# REQUIRED WORK
Print every entry exactly as written and exclude all images.

Data records for software interfaces

┏━━

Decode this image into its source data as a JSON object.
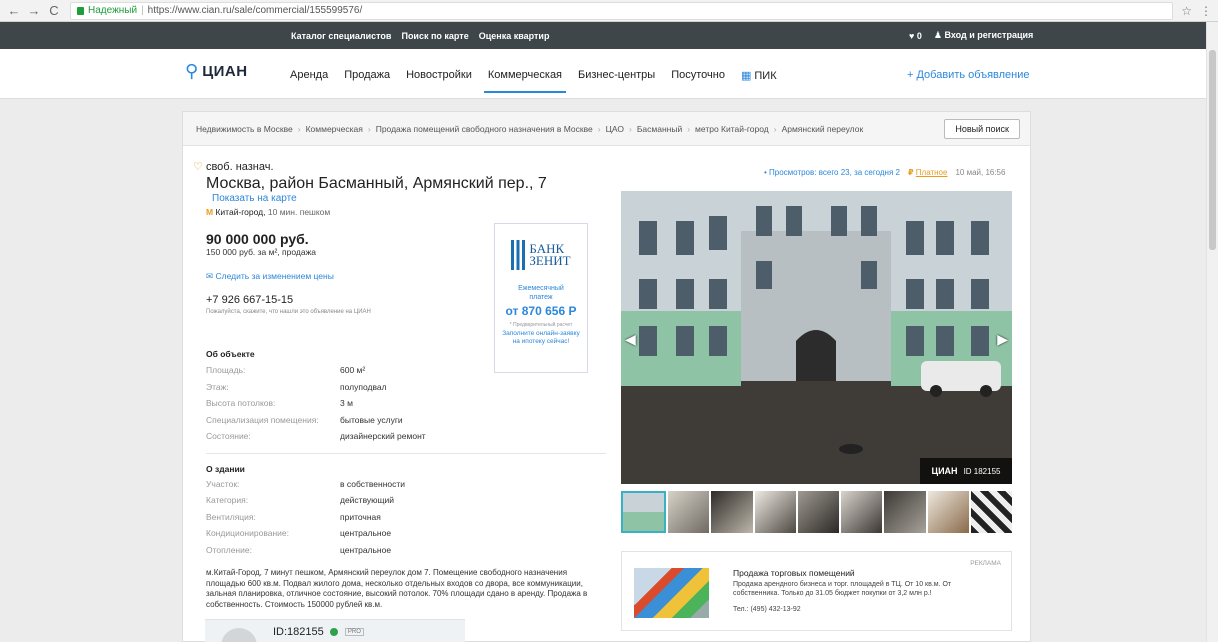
{
  "browser": {
    "secure_label": "Надежный",
    "url": "https://www.cian.ru/sale/commercial/155599576/"
  },
  "topbar": {
    "links": [
      "Каталог специалистов",
      "Поиск по карте",
      "Оценка квартир"
    ],
    "favorites_count": "0",
    "login": "Вход и регистрация"
  },
  "nav": {
    "logo": "ЦИАН",
    "items": [
      "Аренда",
      "Продажа",
      "Новостройки",
      "Коммерческая",
      "Бизнес-центры",
      "Посуточно",
      "ПИК"
    ],
    "active_index": 3,
    "add_listing": "+ Добавить объявление"
  },
  "breadcrumbs": [
    "Недвижимость в Москве",
    "Коммерческая",
    "Продажа помещений свободного назначения в Москве",
    "ЦАО",
    "Басманный",
    "метро Китай-город",
    "Армянский переулок"
  ],
  "new_search": "Новый поиск",
  "listing": {
    "kind": "своб. назнач.",
    "address": "Москва, район Басманный, Армянский пер., 7",
    "map_link": "Показать на карте",
    "metro": "Китай-город,",
    "metro_walk": "10 мин. пешком",
    "price": "90 000 000 руб.",
    "price_sub": "150 000 руб. за м², продажа",
    "watch_price": "Следить за изменением цены",
    "phone": "+7 926 667-15-15",
    "phone_note": "Пожалуйста, скажите, что нашли это объявление на ЦИАН",
    "views": "• Просмотров: всего 23, за сегодня 2",
    "paid": "Платное",
    "date": "10 май, 16:56"
  },
  "object": {
    "title": "Об объекте",
    "rows": [
      {
        "k": "Площадь:",
        "v": "600 м²"
      },
      {
        "k": "Этаж:",
        "v": "полуподвал"
      },
      {
        "k": "Высота потолков:",
        "v": "3 м"
      },
      {
        "k": "Специализация помещения:",
        "v": "бытовые услуги"
      },
      {
        "k": "Состояние:",
        "v": "дизайнерский ремонт"
      }
    ]
  },
  "building": {
    "title": "О здании",
    "rows": [
      {
        "k": "Участок:",
        "v": "в собственности"
      },
      {
        "k": "Категория:",
        "v": "действующий"
      },
      {
        "k": "Вентиляция:",
        "v": "приточная"
      },
      {
        "k": "Кондиционирование:",
        "v": "центральное"
      },
      {
        "k": "Отопление:",
        "v": "центральное"
      }
    ]
  },
  "description": "м.Китай-Город, 7 минут пешком, Армянский переулок дом 7. Помещение свободного назначения площадью 600 кв.м. Подвал жилого дома, несколько отдельных входов со двора, все коммуникации, зальная планировка, отличное состояние, высокий потолок. 70% площади сдано в аренду. Продажа в собственность. Стоимость 150000 рублей кв.м.",
  "bank_ad": {
    "name_line1": "БАНК",
    "name_line2": "ЗЕНИТ",
    "monthly_line1": "Ежемесячный",
    "monthly_line2": "платеж",
    "amount": "от 870 656 Р",
    "note": "* Предварительный расчет",
    "cta": "Заполните онлайн-заявку на ипотеку сейчас!"
  },
  "photo": {
    "badge_logo": "ЦИАН",
    "badge_id": "ID 182155"
  },
  "promo": {
    "tag": "РЕКЛАМА",
    "title": "Продажа торговых помещений",
    "text": "Продажа арендного бизнеса и торг. площадей в ТЦ. От 10 кв.м. От собственника. Только до 31.05 бюджет покупки от 3,2 млн р.!",
    "phone": "Тел.: (495) 432-13-92"
  },
  "agent": {
    "id": "ID:182155",
    "pro": "PRO"
  }
}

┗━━

# COMPLETED TASK
Decode this image into its source data as a JSON object.
{
  "browser": {
    "secure_label": "Надежный",
    "url": "https://www.cian.ru/sale/commercial/155599576/"
  },
  "topbar": {
    "links": [
      "Каталог специалистов",
      "Поиск по карте",
      "Оценка квартир"
    ],
    "favorites_count": "0",
    "login": "Вход и регистрация"
  },
  "nav": {
    "logo": "ЦИАН",
    "items": [
      "Аренда",
      "Продажа",
      "Новостройки",
      "Коммерческая",
      "Бизнес-центры",
      "Посуточно",
      "ПИК"
    ],
    "active_index": 3,
    "add_listing": "+ Добавить объявление"
  },
  "breadcrumbs": [
    "Недвижимость в Москве",
    "Коммерческая",
    "Продажа помещений свободного назначения в Москве",
    "ЦАО",
    "Басманный",
    "метро Китай-город",
    "Армянский переулок"
  ],
  "new_search": "Новый поиск",
  "listing": {
    "kind": "своб. назнач.",
    "address": "Москва, район Басманный, Армянский пер., 7",
    "map_link": "Показать на карте",
    "metro": "Китай-город,",
    "metro_walk": "10 мин. пешком",
    "price": "90 000 000 руб.",
    "price_sub": "150 000 руб. за м², продажа",
    "watch_price": "Следить за изменением цены",
    "phone": "+7 926 667-15-15",
    "phone_note": "Пожалуйста, скажите, что нашли это объявление на ЦИАН",
    "views": "• Просмотров: всего 23, за сегодня 2",
    "paid": "Платное",
    "date": "10 май, 16:56"
  },
  "object": {
    "title": "Об объекте",
    "rows": [
      {
        "k": "Площадь:",
        "v": "600 м²"
      },
      {
        "k": "Этаж:",
        "v": "полуподвал"
      },
      {
        "k": "Высота потолков:",
        "v": "3 м"
      },
      {
        "k": "Специализация помещения:",
        "v": "бытовые услуги"
      },
      {
        "k": "Состояние:",
        "v": "дизайнерский ремонт"
      }
    ]
  },
  "building": {
    "title": "О здании",
    "rows": [
      {
        "k": "Участок:",
        "v": "в собственности"
      },
      {
        "k": "Категория:",
        "v": "действующий"
      },
      {
        "k": "Вентиляция:",
        "v": "приточная"
      },
      {
        "k": "Кондиционирование:",
        "v": "центральное"
      },
      {
        "k": "Отопление:",
        "v": "центральное"
      }
    ]
  },
  "description": "м.Китай-Город, 7 минут пешком, Армянский переулок дом 7. Помещение свободного назначения площадью 600 кв.м. Подвал жилого дома, несколько отдельных входов со двора, все коммуникации, зальная планировка, отличное состояние, высокий потолок. 70% площади сдано в аренду. Продажа в собственность. Стоимость 150000 рублей кв.м.",
  "bank_ad": {
    "name_line1": "БАНК",
    "name_line2": "ЗЕНИТ",
    "monthly_line1": "Ежемесячный",
    "monthly_line2": "платеж",
    "amount": "от 870 656 Р",
    "note": "* Предварительный расчет",
    "cta": "Заполните онлайн-заявку на ипотеку сейчас!"
  },
  "photo": {
    "badge_logo": "ЦИАН",
    "badge_id": "ID 182155"
  },
  "promo": {
    "tag": "РЕКЛАМА",
    "title": "Продажа торговых помещений",
    "text": "Продажа арендного бизнеса и торг. площадей в ТЦ. От 10 кв.м. От собственника. Только до 31.05 бюджет покупки от 3,2 млн р.!",
    "phone": "Тел.: (495) 432-13-92"
  },
  "agent": {
    "id": "ID:182155",
    "pro": "PRO"
  }
}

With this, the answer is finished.